Strange Fruit Covers

Piece in UGA Student Newspaper

May 1944 NY Herald on Banning

Introduction

Published on February 29, 1944, Strange Fruit was an instant success. It was translated into fifteen languages, banned in Boston, MA, and caused both praise and condemnation from readers. The book sold between 25,000 and 30,000 copies per week, making it a bestseller. The novel tells multiple stories, but the central narrative revolves around the interracial romance between Tracy Dean and Nonnie Anderson in post-World War I Maxwell, Georgia. 

A week before its release, Smith wrote to Edwin Embree about the book’s intended audience and why she did not want her campers reading it. She wrote, 

I have written my camp patrons each a personal letter, explaining why I wrote the book, why it will perhaps be wise for the little campers not to read it . . . and I have tried to tell them too what I want the book to do. I was deeply shaken to the roots when letters began pouring in saying that the campers had ordered the book and that one teacher in Macon was going to read it to her class of little boys and girls. 

Some of the campers’ parents read Strange Fruit and condemned Smith, pulling their daughters out of the camp and telling them to never mention Smith’s name again. 

Boston immediately banned the distribution of the novel and the postal service refused to send it via mail. They banned the book for the one occurrence of a “four letter word,” to which Smith responded, “Since there were many four-letter words in books I felt something else was bothering them too.” First lady Eleanor Roosevelt got the postal ban lifted, but the book remained banned in Boston till 1990. 

Possible Activities

1. Boston banned Strange Fruit yet it was not banned in Clayton, Smith’s hometown, or even at the University of Georgia. Looking at the newspaper articles, one from the New York Herald and another from UGA’s student newspaper The Red and Black. Research and present on either Boston’s or UGA’s history with race and segregation.

2. A southerner on the waves prophesied, “After the war there will be race trouble in the South. There will be bloodshed and confusion and the reiteration of the age-old doctrine of white supremacy.” Research and present on what happened in regard to race relations after World War II into the 1960s and then to today. Discuss whether or not “[i]t is a problem without a solution” and whether or not we have achieved that solution or if we are still looking for it.   

3. Many people connect the term “Strange Fruit” with Billie Holiday’s song of the same name. Holiday’s song is about lynching, and Smith claimed that “Strange Fruit,” for her, was the twisted braches of the South’s children and the strange fruit those branches bore. The phrase has even made its way into fashion as evidenced by designer Kristen Haskins-Simms. Even if there was no connection between the two, they still become read together and influence others.

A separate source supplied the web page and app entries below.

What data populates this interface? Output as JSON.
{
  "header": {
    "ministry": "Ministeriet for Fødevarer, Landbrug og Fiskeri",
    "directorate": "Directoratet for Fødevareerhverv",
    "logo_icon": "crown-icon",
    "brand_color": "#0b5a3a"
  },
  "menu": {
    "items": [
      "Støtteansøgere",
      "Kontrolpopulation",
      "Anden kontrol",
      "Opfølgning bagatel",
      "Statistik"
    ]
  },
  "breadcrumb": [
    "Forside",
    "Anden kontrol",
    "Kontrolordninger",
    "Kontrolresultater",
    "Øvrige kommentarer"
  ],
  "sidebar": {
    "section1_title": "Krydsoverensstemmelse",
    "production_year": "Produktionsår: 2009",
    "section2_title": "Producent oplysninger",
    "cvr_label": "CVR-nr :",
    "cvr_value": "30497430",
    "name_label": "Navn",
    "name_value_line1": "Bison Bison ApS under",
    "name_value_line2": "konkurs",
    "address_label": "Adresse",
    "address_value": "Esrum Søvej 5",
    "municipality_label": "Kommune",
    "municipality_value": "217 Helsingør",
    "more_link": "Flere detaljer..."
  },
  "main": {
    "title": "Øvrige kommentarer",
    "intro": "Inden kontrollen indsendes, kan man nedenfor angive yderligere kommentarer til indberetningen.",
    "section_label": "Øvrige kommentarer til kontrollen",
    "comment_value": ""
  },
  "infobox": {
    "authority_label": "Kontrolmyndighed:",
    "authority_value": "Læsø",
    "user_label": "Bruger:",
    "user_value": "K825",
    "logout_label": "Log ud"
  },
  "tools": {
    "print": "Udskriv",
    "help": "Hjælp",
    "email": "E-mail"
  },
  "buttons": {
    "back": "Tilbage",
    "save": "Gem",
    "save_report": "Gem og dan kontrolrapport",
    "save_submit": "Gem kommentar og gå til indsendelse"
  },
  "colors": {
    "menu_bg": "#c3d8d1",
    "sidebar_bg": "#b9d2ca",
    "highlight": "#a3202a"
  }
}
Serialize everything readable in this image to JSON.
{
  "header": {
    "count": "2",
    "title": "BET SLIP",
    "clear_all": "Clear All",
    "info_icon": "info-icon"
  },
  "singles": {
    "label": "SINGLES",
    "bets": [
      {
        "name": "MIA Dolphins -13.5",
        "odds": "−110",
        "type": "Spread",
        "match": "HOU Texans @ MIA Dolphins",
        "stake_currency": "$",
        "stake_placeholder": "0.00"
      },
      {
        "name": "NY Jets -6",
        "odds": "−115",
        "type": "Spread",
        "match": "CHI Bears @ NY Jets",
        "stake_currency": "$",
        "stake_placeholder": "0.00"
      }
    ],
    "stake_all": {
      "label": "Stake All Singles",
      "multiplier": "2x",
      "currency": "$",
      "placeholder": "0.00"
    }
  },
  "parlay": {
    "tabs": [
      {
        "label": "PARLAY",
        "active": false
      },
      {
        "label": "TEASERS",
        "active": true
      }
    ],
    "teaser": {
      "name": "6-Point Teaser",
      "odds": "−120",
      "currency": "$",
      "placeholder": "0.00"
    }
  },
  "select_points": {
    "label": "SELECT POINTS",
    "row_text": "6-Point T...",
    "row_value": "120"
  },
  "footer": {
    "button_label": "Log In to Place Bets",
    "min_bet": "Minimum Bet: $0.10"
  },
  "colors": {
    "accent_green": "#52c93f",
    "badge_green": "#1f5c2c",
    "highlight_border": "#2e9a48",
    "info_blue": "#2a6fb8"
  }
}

Choose a song that has influenced you and write a short story, poem, play, or other creative project such as a fashion line, comic book, short film, or something else connecting the themes of the song to your creative project.

Smith Speaking About Strange Fruit

Questions

  1. In her preface to the mail she received, Smith writes, “A few Negro women, educated Negro women, have resented the portraits of Bess and Nonnie, because they could not bear to see in print the heartbreaking truth about job opportunities and human relations which they know exists.” Both Bess and Nonnie both graduated from Spelman College, and they work as domestics in Maxwell, GA. Looking at some of the mail and Frank Yerby’s “White Magnolias” (below), discuss the different perspectives on educational opportunities for Black women in the South during the mid-1900s.
  2. The editors point out that “[t]he most tender, the most touching, and the most honest letters have come from ministers--North and South; and from service men, white and colored.” Look at some of the letters from service men. How do they relate or counter the current appropriation of military symbolism that Nate Powell writes about in About Face?
  3. Smith begins “What they Have Written” with a letter from an anonymous person who tells Smith, “You are far from a lily--you are a thorn.” The person continues, stating that he or she did not read the book yet still finds it revolting. What is the rhetorical purpose of Smith starting with this letter and published negative reactions to Strange Fruit? Discuss whether or not you think this an effective practice. 
  4. few of the letters that Smith prints talk about how Strange Fruit changed the perspective of some of its readers. Looking at these letters and your own experience, what role, if any, does art play in changing the minds and attitudes of the audience?
  5. Boston banned Strange Fruit, supposedly, because of one four-letter word, but the responses that Smith prints focus much more directly on the central themes of the book. This gets to issues of free speech and censorship. Based on the piece, why do you think some readers disapproved of the book and didn’t want others to read it?